Nil rate band legacies - Simplifying the case of Woodland Trust v Loring and Others  EWCA
Barny Croft, a solicitor in Michelmores' Disputed Wills and Trusts team, looks at the case of Woodland Trust V Loring which considered whether Nil Rate Band legacies include the Transferable Nil Rate Band.
The case of Woodland Trust v Loring could have important ramifications on charities and individual beneficiaries. However, as is often the way with lawyers, many articles and commentaries have made it sound very complicated, which can dilute the most important principles of the case. The aim of this article is to simplify the case to highlight its key principles.
Mrs Smith died leaving an estate worth about £680,805 to be shared between the Woodland Trust and five members of her family. The issue that arose was how much the charity was entitled to, and how much the other beneficiaries were entitled to.
Mrs Smith's Will was executed on 2 February 2001. The argument concerned the following clauses of her Will:
“(5) MY TRUSTEES shall set aside out of my residuary estate assets or cash of an aggregate value equal to such sum as is at the date of my death the amount of my unused nil rate band for Inheritance Tax and to hold the same for such of the following as shall survive me and in the case of grandchildren attain 23 and if more than one in equal shares absolutely. [Mrs Smith listed her five individual beneficiaries here.]
(6) Subject as aforesaid my Trustees shall hold the remainder of my estate for the Woodland Trust of Autumn Park Grantham aforesaid absolutely…”
The issue fundamentally concerned whether Mrs Smith intended for her family members to have the benefit of just her unused nil rate band ("NRB") (which was £325,000) or that of hers and her husband combined (which was £650,000) who had died some years before.
Section 8A of the Inheritance Tax Act 1984 enabled the transfer of any unused NRB on a person's death to the estate of their surviving spouse or civil partner, where that person dies on or after 9 October 2007, thereby increasing it from £325,000 to £650,000. In this instance, the Executors had successfully increased Mrs Smith's NRB from £325,000 to £650,000.
The family claimed the effect of the increase meant that they were entitled to the full £650,000 rather than only £325,000.
The charity, on the other hand, argued that taking the natural meaning of the Will, Mrs Smith had intended to leave the value of only her NRB at the date of her death (see the above underlined extract of Mrs Smith's Will). They also advanced an interesting argument that Mrs Smith's reference to her "unused" NRB, should not include any addition to that band which her Executors might later make after her death.

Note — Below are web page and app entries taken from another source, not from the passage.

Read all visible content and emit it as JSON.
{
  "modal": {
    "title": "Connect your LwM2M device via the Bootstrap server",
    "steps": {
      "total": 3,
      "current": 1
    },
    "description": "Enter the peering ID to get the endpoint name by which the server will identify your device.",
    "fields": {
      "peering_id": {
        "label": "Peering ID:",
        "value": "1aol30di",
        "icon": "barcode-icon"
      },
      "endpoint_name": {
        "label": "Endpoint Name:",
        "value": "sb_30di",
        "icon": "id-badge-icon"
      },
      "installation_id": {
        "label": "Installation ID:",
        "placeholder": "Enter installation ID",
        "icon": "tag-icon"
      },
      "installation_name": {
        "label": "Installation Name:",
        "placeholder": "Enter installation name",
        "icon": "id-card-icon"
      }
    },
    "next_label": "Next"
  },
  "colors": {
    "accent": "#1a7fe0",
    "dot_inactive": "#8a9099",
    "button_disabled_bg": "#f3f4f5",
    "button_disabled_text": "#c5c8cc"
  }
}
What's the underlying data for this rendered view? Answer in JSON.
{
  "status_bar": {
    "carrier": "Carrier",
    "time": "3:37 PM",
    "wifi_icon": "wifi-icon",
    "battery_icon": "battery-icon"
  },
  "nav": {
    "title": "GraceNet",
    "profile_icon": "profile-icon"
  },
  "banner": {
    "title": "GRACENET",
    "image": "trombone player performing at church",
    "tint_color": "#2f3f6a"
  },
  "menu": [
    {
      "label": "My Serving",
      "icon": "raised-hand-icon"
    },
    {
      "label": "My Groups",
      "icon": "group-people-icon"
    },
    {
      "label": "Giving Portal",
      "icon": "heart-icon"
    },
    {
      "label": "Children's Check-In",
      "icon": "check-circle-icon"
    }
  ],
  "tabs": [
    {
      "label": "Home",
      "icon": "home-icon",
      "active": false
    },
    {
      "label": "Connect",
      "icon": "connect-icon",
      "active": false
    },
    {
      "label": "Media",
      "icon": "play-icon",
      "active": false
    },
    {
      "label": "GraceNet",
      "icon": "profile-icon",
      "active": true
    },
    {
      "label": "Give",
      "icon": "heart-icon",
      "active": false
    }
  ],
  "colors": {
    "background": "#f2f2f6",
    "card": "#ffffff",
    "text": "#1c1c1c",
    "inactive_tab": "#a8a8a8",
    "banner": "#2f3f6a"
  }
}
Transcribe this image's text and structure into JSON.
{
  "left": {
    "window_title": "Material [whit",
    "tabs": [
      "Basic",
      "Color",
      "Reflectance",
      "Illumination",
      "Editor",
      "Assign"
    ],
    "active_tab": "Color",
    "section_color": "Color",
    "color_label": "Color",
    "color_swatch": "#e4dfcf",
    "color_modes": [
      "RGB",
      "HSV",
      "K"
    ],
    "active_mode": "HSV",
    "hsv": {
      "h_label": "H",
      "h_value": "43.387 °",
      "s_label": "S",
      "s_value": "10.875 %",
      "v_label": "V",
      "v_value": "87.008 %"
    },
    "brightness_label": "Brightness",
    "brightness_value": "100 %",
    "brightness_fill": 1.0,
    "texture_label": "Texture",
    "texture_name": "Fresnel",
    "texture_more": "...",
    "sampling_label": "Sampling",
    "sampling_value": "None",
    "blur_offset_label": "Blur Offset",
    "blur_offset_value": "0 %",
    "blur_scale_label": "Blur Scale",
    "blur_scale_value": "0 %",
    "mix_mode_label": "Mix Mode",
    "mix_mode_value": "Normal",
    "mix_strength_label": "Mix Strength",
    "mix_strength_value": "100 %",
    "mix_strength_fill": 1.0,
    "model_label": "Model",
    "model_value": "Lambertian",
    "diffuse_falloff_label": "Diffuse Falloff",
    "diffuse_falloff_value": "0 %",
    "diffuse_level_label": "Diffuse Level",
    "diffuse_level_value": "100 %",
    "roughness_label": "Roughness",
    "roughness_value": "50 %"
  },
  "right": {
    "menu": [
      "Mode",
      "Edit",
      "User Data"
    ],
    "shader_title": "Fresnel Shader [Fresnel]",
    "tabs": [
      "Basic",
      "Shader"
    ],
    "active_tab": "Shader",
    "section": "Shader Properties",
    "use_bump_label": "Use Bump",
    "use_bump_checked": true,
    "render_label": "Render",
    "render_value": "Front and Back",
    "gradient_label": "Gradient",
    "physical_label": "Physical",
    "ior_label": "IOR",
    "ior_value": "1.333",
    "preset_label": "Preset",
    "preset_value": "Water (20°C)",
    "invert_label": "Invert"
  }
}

If it did, it would effectively make the value of gifts contingent on the Executors applying discretion to make a claim under s.8A, or not. From the charity's perspective, the outcome would determine whether they received, as residuary beneficiary, the sum of £30,805 or £355,805.
The court's decision
At first instance Mrs Smith's family succeeded. The Woodland Trust appealed and the original judgment was upheld. In giving its judgment, the Court of Appeal made it clear that it was attracted to the argument that Mrs Smith could not have intended the amount of her legacy to the family members to vary according to the exercise of a discretion by her Executors, and that the wording of the Will indicated that all she had in mind was the NRB available to her (i.e. £325,000). However, ultimately the court concluded that Mrs Smith did not have in mind a specific amount that she intended to pass to her family members. She intended that gift to be equal to the amount of her unused NRB, which, as a statutory consequence of s.8A, was £650,000.
The key importance of the case
The NRB clause in Mrs Smith's Will was a standard clause used by solicitors throughout the country. Many testators will not have had their Wills reviewed since the implementation of s.8A, and so the argument that arose in the case of Woodland Trust v Loring and Others is likely to arise again in the future. Also, given it is now a well-publicised judgment, it is probable questions will be asked of solicitors who do not advise their clients to clarify their exact intentions before they pass away, and review their Wills as appropriate.